Estherville Police Department Mourns Loss of Police Dog

(Estherville, IA) — The Estherville Police Department in northwest Iowa is mourning the loss of its police dog. Officers say K-9 Max 3 died unexpectedly Friday of a stomach condition. Max started with the Estherville P-D in October of 2019. During his 18-month career, Max helped with 17 drug seizures. He also successfully tracked a felon with a firearm in neighboring
Spirit Lake. Max came from Partners for Patriots in Anthon. No word on a new police dog in Estherville.




Ames Man Pleads Not Guilty in February Apartment Murder

(Nevada, IA) — The man accused of killing a woman in Ames apartment in February is pleading not guilty. Thirty-three-year-old Richard Fleck filed a written arraignment and plea Monday in Story County for the murder of 37-year-old Ranea Bell. She was found dead in her apartment February 20th and Fleck was initially named a person of interest in the case. He was arrested
on a first-degree murder warrant March 21st in Des Moines. Fleck’s next court hearing is June 1st and his trial is set to begin June 15th.




Centerville Man Draws 27-Year Prison Sentence For Child Pornography

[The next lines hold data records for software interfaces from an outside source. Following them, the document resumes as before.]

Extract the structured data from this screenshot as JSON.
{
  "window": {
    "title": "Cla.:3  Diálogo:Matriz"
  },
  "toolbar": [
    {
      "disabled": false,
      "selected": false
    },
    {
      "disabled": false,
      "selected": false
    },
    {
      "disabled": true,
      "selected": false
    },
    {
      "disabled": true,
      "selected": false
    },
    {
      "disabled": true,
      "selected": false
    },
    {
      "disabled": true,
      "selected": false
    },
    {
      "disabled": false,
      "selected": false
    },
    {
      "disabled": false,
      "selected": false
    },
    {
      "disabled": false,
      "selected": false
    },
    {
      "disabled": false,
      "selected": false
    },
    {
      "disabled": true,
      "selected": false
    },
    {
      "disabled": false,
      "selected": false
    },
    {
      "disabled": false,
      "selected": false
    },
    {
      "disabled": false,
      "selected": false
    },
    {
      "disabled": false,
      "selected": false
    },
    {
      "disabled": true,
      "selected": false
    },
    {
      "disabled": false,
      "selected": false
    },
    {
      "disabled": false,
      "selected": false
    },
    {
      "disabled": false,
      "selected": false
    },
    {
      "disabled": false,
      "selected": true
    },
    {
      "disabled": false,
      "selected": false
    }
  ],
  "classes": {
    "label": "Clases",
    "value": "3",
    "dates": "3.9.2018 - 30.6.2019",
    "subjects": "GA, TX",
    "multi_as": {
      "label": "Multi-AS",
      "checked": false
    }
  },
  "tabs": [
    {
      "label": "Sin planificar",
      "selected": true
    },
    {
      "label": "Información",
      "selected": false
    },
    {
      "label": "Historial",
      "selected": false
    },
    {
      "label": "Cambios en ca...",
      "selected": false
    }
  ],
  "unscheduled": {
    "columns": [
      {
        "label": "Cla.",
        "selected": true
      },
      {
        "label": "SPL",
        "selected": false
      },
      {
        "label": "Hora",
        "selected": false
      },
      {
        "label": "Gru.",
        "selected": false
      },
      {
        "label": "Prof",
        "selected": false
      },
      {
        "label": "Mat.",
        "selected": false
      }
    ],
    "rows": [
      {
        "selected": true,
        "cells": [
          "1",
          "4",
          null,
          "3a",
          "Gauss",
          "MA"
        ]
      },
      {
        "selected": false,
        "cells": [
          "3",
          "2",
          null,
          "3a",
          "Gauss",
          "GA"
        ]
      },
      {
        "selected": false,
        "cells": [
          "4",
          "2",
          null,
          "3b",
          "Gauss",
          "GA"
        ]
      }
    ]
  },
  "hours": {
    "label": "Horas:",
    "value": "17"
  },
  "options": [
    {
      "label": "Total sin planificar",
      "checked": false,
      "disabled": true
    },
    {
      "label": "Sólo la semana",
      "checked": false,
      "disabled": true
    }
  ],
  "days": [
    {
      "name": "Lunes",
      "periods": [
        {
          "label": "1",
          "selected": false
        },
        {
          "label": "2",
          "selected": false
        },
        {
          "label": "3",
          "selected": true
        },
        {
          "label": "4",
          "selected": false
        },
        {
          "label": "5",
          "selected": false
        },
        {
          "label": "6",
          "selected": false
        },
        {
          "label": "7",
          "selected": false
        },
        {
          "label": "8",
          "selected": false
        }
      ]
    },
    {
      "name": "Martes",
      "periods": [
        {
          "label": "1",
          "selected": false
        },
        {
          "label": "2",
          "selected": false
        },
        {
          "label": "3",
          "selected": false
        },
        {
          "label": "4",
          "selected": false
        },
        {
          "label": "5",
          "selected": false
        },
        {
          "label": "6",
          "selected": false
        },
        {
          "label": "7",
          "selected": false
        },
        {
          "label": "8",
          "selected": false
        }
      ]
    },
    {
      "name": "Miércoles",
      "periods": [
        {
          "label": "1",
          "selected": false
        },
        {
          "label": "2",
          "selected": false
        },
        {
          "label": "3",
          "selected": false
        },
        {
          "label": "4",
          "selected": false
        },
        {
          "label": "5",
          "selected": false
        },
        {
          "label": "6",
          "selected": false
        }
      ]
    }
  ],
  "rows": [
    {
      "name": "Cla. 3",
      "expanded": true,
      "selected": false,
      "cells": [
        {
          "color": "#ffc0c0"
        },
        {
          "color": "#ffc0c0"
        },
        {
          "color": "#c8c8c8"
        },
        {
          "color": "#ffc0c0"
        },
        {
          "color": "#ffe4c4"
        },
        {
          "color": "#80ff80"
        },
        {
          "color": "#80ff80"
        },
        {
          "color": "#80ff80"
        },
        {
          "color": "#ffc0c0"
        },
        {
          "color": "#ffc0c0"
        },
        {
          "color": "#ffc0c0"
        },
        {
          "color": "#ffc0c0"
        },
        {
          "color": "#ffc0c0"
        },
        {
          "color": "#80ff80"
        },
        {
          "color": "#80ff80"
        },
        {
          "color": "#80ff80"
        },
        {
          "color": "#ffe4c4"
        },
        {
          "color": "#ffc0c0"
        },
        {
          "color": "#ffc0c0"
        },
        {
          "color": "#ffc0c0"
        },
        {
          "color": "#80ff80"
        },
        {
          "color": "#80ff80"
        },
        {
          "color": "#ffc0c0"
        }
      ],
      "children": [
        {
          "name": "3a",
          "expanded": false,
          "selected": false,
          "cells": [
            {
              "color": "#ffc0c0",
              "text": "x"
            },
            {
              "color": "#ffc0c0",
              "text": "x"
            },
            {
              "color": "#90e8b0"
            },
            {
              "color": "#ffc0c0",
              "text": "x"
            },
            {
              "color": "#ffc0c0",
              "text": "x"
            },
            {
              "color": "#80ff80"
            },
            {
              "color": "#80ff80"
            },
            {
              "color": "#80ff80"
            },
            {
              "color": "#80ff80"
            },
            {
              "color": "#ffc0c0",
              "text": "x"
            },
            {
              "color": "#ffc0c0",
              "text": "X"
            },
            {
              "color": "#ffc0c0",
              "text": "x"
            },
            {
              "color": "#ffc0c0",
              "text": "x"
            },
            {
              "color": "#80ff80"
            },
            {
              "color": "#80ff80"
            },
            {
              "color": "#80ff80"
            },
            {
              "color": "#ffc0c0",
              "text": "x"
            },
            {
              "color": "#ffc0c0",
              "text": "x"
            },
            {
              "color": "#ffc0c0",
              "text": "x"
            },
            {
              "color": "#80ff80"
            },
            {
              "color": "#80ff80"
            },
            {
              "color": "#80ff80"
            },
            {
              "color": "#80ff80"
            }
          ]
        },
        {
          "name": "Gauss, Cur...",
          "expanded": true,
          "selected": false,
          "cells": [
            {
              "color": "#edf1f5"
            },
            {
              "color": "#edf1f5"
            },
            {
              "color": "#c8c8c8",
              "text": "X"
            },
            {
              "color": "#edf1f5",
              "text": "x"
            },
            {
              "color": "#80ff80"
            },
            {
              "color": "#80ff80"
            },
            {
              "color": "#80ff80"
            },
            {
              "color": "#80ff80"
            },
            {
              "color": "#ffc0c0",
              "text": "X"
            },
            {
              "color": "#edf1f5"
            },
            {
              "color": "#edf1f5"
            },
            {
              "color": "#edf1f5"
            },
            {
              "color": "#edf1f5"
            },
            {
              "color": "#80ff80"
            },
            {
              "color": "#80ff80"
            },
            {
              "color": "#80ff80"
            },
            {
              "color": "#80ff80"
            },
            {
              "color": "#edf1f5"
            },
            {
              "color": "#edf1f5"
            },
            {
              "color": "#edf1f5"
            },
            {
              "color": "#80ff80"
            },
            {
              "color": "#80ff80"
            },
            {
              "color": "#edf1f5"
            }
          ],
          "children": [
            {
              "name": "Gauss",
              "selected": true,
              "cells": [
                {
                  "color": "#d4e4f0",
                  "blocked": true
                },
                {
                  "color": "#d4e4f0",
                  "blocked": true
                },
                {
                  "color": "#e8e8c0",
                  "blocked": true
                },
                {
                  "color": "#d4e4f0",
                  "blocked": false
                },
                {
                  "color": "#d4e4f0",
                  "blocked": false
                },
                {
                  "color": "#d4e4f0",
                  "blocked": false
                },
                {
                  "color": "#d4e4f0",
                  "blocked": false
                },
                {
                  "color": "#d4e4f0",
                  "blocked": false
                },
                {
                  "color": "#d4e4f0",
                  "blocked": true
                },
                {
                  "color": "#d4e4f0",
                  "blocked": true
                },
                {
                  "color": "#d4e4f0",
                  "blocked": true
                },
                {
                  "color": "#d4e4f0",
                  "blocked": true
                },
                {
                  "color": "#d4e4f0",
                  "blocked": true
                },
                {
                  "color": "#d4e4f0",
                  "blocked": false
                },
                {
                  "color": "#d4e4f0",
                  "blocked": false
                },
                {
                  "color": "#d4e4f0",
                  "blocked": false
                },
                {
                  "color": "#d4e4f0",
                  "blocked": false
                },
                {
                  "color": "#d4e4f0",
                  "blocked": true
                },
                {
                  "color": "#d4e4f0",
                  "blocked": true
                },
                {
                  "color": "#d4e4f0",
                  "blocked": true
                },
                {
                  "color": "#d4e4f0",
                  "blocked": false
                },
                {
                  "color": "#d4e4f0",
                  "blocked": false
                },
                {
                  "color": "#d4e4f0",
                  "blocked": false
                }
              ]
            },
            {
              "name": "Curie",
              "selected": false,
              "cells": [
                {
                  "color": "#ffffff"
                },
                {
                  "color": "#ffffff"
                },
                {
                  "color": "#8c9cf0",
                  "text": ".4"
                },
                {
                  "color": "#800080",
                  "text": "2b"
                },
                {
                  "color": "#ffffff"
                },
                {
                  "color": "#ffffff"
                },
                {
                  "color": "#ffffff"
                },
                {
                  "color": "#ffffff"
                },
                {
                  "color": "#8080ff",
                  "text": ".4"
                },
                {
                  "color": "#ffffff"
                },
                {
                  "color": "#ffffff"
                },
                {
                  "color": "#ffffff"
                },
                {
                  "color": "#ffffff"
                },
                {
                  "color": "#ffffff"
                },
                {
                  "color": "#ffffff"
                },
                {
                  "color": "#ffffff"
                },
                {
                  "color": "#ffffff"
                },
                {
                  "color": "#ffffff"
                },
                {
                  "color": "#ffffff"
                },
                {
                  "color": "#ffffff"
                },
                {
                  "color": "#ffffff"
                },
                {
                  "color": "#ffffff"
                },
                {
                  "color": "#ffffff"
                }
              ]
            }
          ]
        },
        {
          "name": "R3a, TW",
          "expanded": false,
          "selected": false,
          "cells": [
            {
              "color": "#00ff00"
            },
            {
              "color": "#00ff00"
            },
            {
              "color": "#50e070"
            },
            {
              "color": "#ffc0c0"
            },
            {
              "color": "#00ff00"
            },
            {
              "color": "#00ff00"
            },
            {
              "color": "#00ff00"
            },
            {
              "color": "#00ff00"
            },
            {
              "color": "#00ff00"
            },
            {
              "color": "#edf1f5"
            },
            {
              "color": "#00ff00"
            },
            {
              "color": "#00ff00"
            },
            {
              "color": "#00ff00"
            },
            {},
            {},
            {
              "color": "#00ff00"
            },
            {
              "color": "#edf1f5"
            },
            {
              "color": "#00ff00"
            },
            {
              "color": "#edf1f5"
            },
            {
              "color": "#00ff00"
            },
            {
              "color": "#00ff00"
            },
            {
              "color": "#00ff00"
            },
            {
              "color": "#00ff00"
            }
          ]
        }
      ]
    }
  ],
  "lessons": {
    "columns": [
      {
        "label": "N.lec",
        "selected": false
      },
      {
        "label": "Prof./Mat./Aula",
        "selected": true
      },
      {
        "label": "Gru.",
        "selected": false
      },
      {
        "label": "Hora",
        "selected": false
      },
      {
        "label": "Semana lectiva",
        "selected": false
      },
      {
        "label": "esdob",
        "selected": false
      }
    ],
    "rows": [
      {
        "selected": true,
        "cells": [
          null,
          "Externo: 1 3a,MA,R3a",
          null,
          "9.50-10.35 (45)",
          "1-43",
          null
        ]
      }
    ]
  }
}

(Des Moines, IA) — A south-central Iowa man will serve 27 years in federal prison on child pornography charges. Forty-nine-year-old Ryan Ford of Centerville was sentenced in U-S District Court for production of child pornography and receipt of child pornography. Court information shows Ford secretly recorded minors in the shower in 2018 and distributed some of the
images to others. Investigators say he downloaded images of child porn in 2018 and 2019. A search of Ford’s cell phone led to 18-hundred images and 27 videos of child pornography.